China Had Worst Performing Stock Market of 2018 – What Happened?
A trade dispute with the US and a crackdown on shadow banking made China the world’s worst-performing major stock market in 2018, shedding some $2.3tn in value.
Investors say that while China’s intensifying trade war with the US grabbed much of the attention, a government campaign against leverage in the financial system played a big role in slowing market demand and forcing some funds into liquidation.
China’s benchmark CSI 300 index will finish the year close to 3,000, down more than 25 per cent from where it started 2018, according to Bloomberg data. The staggering drop outpaced other poor performers: Japan’s Nikkei 225 dropped 14 per cent, the US S&P 500 was down 8 per cent and the UK’s FTSE 100 fell 13 per cent.
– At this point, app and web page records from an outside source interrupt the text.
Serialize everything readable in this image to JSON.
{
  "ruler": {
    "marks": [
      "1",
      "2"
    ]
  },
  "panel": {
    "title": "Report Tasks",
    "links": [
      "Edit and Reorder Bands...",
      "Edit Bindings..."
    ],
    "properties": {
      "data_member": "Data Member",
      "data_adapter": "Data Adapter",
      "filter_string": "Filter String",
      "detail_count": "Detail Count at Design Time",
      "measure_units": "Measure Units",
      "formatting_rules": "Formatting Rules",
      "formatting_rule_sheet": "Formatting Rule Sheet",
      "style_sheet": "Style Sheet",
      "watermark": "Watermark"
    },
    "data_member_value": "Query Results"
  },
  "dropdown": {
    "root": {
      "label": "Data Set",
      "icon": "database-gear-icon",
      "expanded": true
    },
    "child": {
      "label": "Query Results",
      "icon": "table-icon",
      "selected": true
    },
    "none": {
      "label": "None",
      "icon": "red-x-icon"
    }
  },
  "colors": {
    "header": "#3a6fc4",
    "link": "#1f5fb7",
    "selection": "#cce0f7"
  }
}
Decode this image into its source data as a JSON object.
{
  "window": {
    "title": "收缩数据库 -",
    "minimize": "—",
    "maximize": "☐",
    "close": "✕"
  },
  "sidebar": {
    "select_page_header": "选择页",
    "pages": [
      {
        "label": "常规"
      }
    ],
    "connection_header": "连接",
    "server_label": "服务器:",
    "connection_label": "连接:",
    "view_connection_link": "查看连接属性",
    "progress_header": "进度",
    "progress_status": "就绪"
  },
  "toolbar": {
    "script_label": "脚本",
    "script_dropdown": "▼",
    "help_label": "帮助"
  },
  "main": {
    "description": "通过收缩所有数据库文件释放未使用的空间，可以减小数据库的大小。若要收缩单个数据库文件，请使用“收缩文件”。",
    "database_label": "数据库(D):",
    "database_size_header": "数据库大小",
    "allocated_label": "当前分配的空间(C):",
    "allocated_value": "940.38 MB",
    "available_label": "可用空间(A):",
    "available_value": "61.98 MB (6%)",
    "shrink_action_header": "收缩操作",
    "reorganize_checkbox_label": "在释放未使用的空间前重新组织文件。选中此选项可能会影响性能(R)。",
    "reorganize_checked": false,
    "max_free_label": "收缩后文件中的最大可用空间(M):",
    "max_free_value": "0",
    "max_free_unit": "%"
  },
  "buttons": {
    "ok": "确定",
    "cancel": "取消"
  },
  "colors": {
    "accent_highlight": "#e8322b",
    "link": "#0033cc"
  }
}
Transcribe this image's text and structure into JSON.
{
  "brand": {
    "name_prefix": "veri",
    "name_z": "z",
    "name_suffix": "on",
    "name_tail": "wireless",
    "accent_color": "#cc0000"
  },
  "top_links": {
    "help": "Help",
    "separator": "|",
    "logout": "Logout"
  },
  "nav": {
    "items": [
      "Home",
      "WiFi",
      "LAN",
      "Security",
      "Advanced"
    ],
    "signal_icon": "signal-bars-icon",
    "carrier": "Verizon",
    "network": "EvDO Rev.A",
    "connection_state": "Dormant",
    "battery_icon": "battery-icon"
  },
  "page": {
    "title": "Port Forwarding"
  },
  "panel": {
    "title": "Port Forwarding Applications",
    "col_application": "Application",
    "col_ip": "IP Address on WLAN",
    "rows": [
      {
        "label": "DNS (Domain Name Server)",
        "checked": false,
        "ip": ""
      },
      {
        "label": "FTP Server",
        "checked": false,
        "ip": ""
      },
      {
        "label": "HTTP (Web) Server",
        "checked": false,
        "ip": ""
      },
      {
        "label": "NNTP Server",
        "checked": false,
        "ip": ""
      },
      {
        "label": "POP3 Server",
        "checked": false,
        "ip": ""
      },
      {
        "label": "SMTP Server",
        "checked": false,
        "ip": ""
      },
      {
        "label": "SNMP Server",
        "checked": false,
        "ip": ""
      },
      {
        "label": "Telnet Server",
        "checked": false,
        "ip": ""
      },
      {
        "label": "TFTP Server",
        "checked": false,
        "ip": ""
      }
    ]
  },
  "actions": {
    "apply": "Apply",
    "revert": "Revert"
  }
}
Worries surrounding the impact of the US trade war with China still loom large over markets ahead of the New Year. However, comments from both the US and Chinese presidents over the weekend praising “positive progress” in talks could boost markets that reopen on Monday after a choppy Christmas week.
Hong Kong’s Hang Seng climbed 1.3 per cent in Monday’s shortened session but still ended the year down 14 per cent, its worst year since 2011 when it fell by a fifth.
US President Donald Trump, who agreed to postpone his planned January increase of China tariffs at a G20 meeting early this month, said on Saturday that talks with Chinese counterpart Xi Jinping were “moving along very well”.
Arthur Kwong, head of Asia-Pacific equities at BNP Paribas Asset Management, said: “The Chinese stock market has experienced volatility over the year and seems to be pricing in an economic hard landing since June 2018 when the trade war concerns intensified.”
Liquidity in the Chinese market tightened this year, following a regulatory crackdown aimed at combating a years-long build up in leverage in the financial system. Those reforms have focused largely on so-called shadow banking, which before the clampdown saw lenders channel a significant sum of money to fund managers that then invested it in Chinese stocks.
“The banks cannot deploy funds to unqualified third parties including select asset managers and those funds have been forced to sell off to in order to get liquidity,” said Alexious Lee, head of China capital access at brokerage and investment group CLSA.
Regulators did not deploy a significant state-backed effort to stabilise Chinese stocks, however, in contrast to China’s market boom and bust in 2015.
“This time around the regulators have been very disciplined and allowed market mechanisms to play a bigger role in price determination, especially during the MSCI inclusion,” said Mr Lee.
China’s slowing economy is another factor to worry markets. Beijing reported its economy grew 6.5 per cent in the third quarter of the year, its slowest quarterly figure in almost a decade. The trade dispute is also expected to take a toll on Chinese manufacturing, one of the main growth engines.
Additional reporting by Emma Dunkley in Hong Kong
Article source: https://www.ft.com/content/50e3e97a-0a86-11e9-9fe8-acdb36967cfc